Two years later, in March 1999, the same committee noted that "for some offices it is not quite clear what is actually being accomplished," and asked once again for a "thorough review."
The U.N. Secretariat, for its part, apparently stonewalled. In 2000, the ACABQ noted that the Secretariat's response to its 1999 demand "does not address the concerns raised by the Committee." The querulous member states instead got "a descriptive compendium of the various liaison offices without any analysis, nor is there any evidence that a review has actually take place."
Nor did the ACABQ find out whether any money from outside regular UN budgets had gone to the LOs.
In its weak response to the lack of information, the committee merely "regretted" the lack of a "substantive response," and once again called for an LO review.
No such luck. In 2003, the ACABQ tried again, and called for an analysis "aimed at the creation of a consolidated common liaison service" for the entire U.N., rather than the sprawling and mutating network that existed.
Instead, in 2004, the committee got a barebones report from the U.N. Secretariat that mostly totted up staffing and formally outlined the responsibilities of some of the main offices.
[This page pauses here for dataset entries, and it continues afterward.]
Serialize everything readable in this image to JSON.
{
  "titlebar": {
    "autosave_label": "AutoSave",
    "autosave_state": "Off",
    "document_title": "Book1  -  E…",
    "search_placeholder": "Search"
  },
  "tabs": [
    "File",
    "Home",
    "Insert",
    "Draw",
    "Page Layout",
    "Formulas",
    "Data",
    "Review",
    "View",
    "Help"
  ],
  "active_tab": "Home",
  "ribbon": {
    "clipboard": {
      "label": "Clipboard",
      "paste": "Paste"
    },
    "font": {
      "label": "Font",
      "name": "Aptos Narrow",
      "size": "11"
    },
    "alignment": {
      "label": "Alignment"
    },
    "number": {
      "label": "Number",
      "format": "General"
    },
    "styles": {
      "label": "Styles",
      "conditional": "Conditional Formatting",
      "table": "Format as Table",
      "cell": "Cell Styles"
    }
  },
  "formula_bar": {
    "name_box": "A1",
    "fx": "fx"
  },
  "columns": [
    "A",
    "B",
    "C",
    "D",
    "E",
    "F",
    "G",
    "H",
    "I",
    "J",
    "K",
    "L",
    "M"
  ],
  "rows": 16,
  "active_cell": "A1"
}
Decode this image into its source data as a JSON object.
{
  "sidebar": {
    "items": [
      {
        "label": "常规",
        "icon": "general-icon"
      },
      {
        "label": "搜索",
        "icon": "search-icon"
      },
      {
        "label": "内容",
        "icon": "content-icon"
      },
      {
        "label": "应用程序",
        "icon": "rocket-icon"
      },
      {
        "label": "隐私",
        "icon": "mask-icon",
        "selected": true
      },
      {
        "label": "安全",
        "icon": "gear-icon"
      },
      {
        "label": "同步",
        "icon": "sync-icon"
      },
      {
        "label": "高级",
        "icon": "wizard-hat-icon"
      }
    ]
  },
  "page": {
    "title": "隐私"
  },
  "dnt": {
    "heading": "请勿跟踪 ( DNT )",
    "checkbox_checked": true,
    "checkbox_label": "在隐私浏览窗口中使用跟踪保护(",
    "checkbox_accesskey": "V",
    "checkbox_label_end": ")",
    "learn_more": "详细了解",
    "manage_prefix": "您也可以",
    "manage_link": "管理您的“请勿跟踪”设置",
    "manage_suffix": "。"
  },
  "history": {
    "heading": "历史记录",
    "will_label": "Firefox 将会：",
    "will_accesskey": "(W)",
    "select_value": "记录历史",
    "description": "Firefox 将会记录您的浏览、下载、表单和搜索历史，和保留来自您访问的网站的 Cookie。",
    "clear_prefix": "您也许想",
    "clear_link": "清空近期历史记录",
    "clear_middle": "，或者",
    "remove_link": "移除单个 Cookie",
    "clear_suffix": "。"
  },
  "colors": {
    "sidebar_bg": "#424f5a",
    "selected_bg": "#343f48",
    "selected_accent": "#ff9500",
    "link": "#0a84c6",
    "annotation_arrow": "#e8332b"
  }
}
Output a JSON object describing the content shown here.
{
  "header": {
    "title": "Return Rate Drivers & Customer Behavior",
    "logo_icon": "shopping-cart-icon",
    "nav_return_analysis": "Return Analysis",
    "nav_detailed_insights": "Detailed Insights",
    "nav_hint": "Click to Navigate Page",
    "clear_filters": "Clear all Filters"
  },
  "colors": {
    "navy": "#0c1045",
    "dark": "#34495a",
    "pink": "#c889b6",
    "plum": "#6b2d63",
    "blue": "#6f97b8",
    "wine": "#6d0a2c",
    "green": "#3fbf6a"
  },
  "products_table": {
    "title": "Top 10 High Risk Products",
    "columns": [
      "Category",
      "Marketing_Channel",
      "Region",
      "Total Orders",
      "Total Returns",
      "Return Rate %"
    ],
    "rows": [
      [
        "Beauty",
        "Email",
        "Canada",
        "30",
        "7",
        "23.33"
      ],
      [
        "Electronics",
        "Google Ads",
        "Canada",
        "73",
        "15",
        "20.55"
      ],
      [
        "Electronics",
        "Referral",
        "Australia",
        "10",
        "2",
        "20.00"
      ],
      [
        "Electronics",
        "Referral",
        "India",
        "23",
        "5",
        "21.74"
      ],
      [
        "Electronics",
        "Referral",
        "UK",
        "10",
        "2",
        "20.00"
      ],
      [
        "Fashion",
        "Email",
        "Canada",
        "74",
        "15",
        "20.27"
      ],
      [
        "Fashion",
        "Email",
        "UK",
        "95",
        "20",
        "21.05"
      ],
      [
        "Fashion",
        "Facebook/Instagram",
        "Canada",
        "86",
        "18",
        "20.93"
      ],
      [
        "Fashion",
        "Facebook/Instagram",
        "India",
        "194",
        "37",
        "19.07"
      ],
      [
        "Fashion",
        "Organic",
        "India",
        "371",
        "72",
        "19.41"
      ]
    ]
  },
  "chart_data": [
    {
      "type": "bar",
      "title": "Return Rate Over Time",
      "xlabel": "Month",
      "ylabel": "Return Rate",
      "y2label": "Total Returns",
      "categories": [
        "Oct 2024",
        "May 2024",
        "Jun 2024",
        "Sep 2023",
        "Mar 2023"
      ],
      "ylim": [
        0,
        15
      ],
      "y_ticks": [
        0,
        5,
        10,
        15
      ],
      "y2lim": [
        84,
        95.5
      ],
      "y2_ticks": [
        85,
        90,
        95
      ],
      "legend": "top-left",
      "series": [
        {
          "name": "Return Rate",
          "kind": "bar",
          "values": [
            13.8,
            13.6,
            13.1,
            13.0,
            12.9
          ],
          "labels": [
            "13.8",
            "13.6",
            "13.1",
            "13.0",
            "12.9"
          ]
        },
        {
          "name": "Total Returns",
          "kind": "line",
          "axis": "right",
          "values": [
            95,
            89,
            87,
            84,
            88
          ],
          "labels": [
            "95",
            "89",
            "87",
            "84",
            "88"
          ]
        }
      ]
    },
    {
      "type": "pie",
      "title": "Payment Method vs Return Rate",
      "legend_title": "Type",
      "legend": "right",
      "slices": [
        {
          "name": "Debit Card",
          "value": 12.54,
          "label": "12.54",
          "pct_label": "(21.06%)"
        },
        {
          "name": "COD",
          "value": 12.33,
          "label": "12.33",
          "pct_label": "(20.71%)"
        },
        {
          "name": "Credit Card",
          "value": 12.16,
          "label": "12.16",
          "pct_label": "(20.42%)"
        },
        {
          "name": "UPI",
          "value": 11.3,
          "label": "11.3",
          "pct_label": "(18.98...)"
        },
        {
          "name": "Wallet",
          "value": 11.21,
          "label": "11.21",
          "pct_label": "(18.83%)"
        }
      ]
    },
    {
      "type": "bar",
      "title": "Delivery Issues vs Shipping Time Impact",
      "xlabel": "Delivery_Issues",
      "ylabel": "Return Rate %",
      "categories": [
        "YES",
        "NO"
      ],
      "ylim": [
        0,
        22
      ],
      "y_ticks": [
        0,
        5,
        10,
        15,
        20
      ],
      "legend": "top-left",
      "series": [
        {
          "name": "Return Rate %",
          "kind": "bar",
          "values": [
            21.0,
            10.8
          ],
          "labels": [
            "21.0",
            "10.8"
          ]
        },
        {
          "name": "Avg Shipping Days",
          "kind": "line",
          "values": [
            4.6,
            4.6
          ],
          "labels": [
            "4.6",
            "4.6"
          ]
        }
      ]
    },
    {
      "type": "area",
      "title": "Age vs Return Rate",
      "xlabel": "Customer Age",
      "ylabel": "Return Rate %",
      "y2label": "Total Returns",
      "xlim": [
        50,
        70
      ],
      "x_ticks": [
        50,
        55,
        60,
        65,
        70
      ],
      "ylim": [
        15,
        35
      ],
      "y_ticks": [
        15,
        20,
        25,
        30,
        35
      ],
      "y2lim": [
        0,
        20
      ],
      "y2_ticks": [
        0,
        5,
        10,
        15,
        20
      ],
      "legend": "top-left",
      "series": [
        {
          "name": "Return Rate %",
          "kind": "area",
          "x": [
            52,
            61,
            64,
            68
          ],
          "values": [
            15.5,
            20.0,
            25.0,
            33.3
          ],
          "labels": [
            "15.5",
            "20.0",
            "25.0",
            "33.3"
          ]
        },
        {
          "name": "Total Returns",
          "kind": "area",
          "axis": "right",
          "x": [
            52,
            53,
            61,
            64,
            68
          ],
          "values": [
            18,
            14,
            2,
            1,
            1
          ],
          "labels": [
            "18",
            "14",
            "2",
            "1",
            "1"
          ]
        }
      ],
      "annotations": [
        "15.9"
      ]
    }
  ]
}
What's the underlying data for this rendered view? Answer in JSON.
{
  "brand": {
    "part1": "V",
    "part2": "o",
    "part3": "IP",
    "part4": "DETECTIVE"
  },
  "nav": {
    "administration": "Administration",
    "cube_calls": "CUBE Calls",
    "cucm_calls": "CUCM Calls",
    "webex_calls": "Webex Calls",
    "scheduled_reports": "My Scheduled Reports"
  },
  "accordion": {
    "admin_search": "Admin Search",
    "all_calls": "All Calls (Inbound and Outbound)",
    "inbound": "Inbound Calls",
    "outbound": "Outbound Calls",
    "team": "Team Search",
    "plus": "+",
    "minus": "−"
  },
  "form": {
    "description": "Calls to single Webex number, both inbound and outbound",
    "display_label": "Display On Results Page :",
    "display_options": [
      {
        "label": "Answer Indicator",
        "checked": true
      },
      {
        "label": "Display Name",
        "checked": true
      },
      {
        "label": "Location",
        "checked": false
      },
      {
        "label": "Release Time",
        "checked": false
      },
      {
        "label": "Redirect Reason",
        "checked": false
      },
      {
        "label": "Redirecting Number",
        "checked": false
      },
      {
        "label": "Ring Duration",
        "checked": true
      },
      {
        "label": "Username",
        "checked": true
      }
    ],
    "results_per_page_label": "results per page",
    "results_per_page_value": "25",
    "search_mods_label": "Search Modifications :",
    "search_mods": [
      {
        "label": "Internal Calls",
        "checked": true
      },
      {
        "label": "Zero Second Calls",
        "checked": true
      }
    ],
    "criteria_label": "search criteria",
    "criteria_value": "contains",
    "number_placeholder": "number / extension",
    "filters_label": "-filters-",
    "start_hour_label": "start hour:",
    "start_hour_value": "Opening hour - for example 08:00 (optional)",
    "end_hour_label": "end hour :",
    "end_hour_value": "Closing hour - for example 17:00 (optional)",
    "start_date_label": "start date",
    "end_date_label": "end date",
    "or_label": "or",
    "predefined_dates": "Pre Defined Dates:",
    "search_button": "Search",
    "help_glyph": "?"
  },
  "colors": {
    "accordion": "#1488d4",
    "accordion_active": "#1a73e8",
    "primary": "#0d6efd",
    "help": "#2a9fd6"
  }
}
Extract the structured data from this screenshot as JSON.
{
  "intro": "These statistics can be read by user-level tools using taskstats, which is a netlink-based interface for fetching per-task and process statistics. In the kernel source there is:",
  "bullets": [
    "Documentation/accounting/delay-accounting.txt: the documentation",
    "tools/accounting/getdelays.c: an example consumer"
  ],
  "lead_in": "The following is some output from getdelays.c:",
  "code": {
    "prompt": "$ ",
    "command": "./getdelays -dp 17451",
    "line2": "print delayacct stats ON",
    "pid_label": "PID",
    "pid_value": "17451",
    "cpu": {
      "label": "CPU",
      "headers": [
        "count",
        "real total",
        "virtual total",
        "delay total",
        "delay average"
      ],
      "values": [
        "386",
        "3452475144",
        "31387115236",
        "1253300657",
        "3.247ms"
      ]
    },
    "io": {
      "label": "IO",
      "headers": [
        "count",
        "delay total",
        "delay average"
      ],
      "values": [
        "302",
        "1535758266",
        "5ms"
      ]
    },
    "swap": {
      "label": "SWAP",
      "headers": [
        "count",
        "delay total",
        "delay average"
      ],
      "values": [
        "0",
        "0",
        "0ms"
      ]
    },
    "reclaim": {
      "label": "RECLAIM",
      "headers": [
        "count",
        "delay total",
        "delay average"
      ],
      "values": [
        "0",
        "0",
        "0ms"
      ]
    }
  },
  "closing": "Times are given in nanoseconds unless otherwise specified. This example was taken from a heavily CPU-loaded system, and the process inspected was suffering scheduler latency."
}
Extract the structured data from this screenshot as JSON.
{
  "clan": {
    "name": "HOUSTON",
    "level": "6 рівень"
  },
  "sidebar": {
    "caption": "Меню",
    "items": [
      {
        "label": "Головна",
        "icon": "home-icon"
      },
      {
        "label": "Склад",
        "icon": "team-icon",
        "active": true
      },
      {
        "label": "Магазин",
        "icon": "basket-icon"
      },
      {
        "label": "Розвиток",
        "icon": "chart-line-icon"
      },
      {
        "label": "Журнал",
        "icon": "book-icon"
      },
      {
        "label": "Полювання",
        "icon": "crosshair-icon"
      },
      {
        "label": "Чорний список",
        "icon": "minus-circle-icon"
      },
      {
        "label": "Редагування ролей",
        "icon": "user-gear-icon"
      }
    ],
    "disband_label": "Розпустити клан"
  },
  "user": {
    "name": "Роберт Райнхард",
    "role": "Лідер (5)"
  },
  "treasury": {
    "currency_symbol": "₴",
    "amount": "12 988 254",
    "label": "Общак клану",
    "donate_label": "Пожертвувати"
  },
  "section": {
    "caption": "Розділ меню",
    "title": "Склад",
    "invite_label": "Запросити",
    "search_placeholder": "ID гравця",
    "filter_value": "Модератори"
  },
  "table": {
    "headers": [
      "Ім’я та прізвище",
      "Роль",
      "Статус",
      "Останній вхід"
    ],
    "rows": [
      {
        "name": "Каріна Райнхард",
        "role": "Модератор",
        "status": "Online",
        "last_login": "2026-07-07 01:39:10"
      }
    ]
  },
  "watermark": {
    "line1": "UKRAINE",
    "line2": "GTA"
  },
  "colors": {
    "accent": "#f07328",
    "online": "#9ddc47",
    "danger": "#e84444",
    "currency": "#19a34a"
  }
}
Evidently, however, it also got the promise of the Joint Inspection Unit report, which examines the system through the U.N.'s 2004-2005 budget biennium.
(The document itself, however, was only written in 2007 and prepared for this year's General Assembly session in July, 2008.)
In 2006, the ACABQ tried again, noting its long history of calling for a review of the LOs, and questioning in particular a move by the United Nations Environmental Program (UNEP) to open a new regional office in Washington, D.C., atop its liaison office in New York.
The committee called for a merger of the two offices. The JIU report makes clear that UNEP successfully resisted the call.
It remains to be seen whether the U.N. member states will continue trying to get additional information on a "liaison" system that seems to prefer inventing itself on its own.
The JIU, however, considers additional oversight "crucial."
"In strict financial terms," the report declares, the level of resources managed by each office may not justify frequent financial audits. On the other hand, the strategic importance of the LOs, and their relative isolation, involve certain risks, which go far beyond the financial resources at stake."
And far beyond, perhaps, the ability of any U.N. member state to know.